### Task requirements
Could you please repeat the data below word for word?

Page and application data records:
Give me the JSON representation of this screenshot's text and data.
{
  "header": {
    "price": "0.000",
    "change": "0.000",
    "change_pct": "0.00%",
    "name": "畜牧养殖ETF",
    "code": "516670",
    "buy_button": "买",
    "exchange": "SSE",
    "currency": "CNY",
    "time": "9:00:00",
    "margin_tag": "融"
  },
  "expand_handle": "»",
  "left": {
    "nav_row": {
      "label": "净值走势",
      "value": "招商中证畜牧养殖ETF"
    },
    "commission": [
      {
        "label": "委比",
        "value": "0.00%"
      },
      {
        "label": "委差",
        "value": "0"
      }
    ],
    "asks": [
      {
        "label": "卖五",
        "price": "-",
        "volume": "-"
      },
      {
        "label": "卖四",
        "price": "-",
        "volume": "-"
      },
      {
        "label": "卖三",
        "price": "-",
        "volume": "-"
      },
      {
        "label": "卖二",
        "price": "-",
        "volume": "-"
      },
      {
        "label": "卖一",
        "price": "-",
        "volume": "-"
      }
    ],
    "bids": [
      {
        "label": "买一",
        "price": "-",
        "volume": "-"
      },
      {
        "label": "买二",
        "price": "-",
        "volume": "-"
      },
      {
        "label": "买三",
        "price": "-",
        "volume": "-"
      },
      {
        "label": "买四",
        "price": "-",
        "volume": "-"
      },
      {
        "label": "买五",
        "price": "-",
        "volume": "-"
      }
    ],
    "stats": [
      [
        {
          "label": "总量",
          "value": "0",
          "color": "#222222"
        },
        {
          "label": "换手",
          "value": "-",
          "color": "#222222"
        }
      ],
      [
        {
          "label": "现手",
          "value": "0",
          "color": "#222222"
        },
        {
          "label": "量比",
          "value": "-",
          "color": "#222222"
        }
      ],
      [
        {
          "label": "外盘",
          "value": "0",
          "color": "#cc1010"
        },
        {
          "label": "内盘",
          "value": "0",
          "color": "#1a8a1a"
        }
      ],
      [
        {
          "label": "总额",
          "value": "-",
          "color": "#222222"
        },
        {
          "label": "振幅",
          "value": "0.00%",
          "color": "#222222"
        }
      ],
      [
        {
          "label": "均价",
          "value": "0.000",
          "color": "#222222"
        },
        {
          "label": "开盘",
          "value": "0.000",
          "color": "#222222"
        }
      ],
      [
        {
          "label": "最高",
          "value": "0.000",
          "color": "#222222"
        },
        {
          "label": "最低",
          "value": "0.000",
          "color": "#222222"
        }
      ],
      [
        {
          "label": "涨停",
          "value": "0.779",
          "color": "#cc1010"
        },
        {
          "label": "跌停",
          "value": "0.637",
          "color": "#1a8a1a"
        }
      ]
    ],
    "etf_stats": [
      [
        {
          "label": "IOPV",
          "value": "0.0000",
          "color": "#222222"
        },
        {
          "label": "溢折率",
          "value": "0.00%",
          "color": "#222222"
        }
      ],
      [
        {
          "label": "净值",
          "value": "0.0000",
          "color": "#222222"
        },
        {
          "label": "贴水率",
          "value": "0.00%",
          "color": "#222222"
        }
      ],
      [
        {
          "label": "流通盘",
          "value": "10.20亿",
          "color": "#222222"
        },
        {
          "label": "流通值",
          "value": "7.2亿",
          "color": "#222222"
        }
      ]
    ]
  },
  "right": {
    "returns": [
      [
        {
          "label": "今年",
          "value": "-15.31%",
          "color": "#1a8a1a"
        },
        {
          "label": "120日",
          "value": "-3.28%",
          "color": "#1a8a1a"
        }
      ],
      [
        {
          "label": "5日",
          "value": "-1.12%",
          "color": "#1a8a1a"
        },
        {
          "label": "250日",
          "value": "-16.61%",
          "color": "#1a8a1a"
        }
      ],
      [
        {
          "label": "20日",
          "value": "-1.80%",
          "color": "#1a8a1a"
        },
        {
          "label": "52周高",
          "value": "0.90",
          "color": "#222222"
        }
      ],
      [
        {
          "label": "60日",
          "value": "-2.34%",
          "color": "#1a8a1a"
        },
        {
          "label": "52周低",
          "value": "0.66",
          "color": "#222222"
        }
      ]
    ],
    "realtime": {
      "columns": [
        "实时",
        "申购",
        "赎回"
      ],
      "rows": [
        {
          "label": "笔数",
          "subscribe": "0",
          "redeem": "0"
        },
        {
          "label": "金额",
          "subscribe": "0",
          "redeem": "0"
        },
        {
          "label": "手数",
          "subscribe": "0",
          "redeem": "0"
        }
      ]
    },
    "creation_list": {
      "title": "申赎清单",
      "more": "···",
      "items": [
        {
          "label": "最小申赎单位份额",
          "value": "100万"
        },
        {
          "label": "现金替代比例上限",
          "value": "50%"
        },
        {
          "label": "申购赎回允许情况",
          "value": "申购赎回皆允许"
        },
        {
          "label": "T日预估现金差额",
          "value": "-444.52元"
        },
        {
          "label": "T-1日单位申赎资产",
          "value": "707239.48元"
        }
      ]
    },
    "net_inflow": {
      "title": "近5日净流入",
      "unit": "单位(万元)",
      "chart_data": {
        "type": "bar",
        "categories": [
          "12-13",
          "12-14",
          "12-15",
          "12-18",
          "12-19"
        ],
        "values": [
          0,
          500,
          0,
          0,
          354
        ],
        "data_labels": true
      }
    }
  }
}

### Final answer
Give me the JSON representation of this screenshot's text and data.
{
  "header": {
    "price": "0.000",
    "change": "0.000",
    "change_pct": "0.00%",
    "name": "畜牧养殖ETF",
    "code": "516670",
    "buy_button": "买",
    "exchange": "SSE",
    "currency": "CNY",
    "time": "9:00:00",
    "margin_tag": "融"
  },
  "expand_handle": "»",
  "left": {
    "nav_row": {
      "label": "净值走势",
      "value": "招商中证畜牧养殖ETF"
    },
    "commission": [
      {
        "label": "委比",
        "value": "0.00%"
      },
      {
        "label": "委差",
        "value": "0"
      }
    ],
    "asks": [
      {
        "label": "卖五",
        "price": "-",
        "volume": "-"
      },
      {
        "label": "卖四",
        "price": "-",
        "volume": "-"
      },
      {
        "label": "卖三",
        "price": "-",
        "volume": "-"
      },
      {
        "label": "卖二",
        "price": "-",
        "volume": "-"
      },
      {
        "label": "卖一",
        "price": "-",
        "volume": "-"
      }
    ],
    "bids": [
      {
        "label": "买一",
        "price": "-",
        "volume": "-"
      },
      {
        "label": "买二",
        "price": "-",
        "volume": "-"
      },
      {
        "label": "买三",
        "price": "-",
        "volume": "-"
      },
      {
        "label": "买四",
        "price": "-",
        "volume": "-"
      },
      {
        "label": "买五",
        "price": "-",
        "volume": "-"
      }
    ],
    "stats": [
      [
        {
          "label": "总量",
          "value": "0",
          "color": "#222222"
        },
        {
          "label": "换手",
          "value": "-",
          "color": "#222222"
        }
      ],
      [
        {
          "label": "现手",
          "value": "0",
          "color": "#222222"
        },
        {
          "label": "量比",
          "value": "-",
          "color": "#222222"
        }
      ],
      [
        {
          "label": "外盘",
          "value": "0",
          "color": "#cc1010"
        },
        {
          "label": "内盘",
          "value": "0",
          "color": "#1a8a1a"
        }
      ],
      [
        {
          "label": "总额",
          "value": "-",
          "color": "#222222"
        },
        {
          "label": "振幅",
          "value": "0.00%",
          "color": "#222222"
        }
      ],
      [
        {
          "label": "均价",
          "value": "0.000",
          "color": "#222222"
        },
        {
          "label": "开盘",
          "value": "0.000",
          "color": "#222222"
        }
      ],
      [
        {
          "label": "最高",
          "value": "0.000",
          "color": "#222222"
        },
        {
          "label": "最低",
          "value": "0.000",
          "color": "#222222"
        }
      ],
      [
        {
          "label": "涨停",
          "value": "0.779",
          "color": "#cc1010"
        },
        {
          "label": "跌停",
          "value": "0.637",
          "color": "#1a8a1a"
        }
      ]
    ],
    "etf_stats": [
      [
        {
          "label": "IOPV",
          "value": "0.0000",
          "color": "#222222"
        },
        {
          "label": "溢折率",
          "value": "0.00%",
          "color": "#222222"
        }
      ],
      [
        {
          "label": "净值",
          "value": "0.0000",
          "color": "#222222"
        },
        {
          "label": "贴水率",
          "value": "0.00%",
          "color": "#222222"
        }
      ],
      [
        {
          "label": "流通盘",
          "value": "10.20亿",
          "color": "#222222"
        },
        {
          "label": "流通值",
          "value": "7.2亿",
          "color": "#222222"
        }
      ]
    ]
  },
  "right": {
    "returns": [
      [
        {
          "label": "今年",
          "value": "-15.31%",
          "color": "#1a8a1a"
        },
        {
          "label": "120日",
          "value": "-3.28%",
          "color": "#1a8a1a"
        }
      ],
      [
        {
          "label": "5日",
          "value": "-1.12%",
          "color": "#1a8a1a"
        },
        {
          "label": "250日",
          "value": "-16.61%",
          "color": "#1a8a1a"
        }
      ],
      [
        {
          "label": "20日",
          "value": "-1.80%",
          "color": "#1a8a1a"
        },
        {
          "label": "52周高",
          "value": "0.90",
          "color": "#222222"
        }
      ],
      [
        {
          "label": "60日",
          "value": "-2.34%",
          "color": "#1a8a1a"
        },
        {
          "label": "52周低",
          "value": "0.66",
          "color": "#222222"
        }
      ]
    ],
    "realtime": {
      "columns": [
        "实时",
        "申购",
        "赎回"
      ],
      "rows": [
        {
          "label": "笔数",
          "subscribe": "0",
          "redeem": "0"
        },
        {
          "label": "金额",
          "subscribe": "0",
          "redeem": "0"
        },
        {
          "label": "手数",
          "subscribe": "0",
          "redeem": "0"
        }
      ]
    },
    "creation_list": {
      "title": "申赎清单",
      "more": "···",
      "items": [
        {
          "label": "最小申赎单位份额",
          "value": "100万"
        },
        {
          "label": "现金替代比例上限",
          "value": "50%"
        },
        {
          "label": "申购赎回允许情况",
          "value": "申购赎回皆允许"
        },
        {
          "label": "T日预估现金差额",
          "value": "-444.52元"
        },
        {
          "label": "T-1日单位申赎资产",
          "value": "707239.48元"
        }
      ]
    },
    "net_inflow": {
      "title": "近5日净流入",
      "unit": "单位(万元)",
      "chart_data": {
        "type": "bar",
        "categories": [
          "12-13",
          "12-14",
          "12-15",
          "12-18",
          "12-19"
        ],
        "values": [
          0,
          500,
          0,
          0,
          354
        ],
        "data_labels": true
      }
    }
  }
}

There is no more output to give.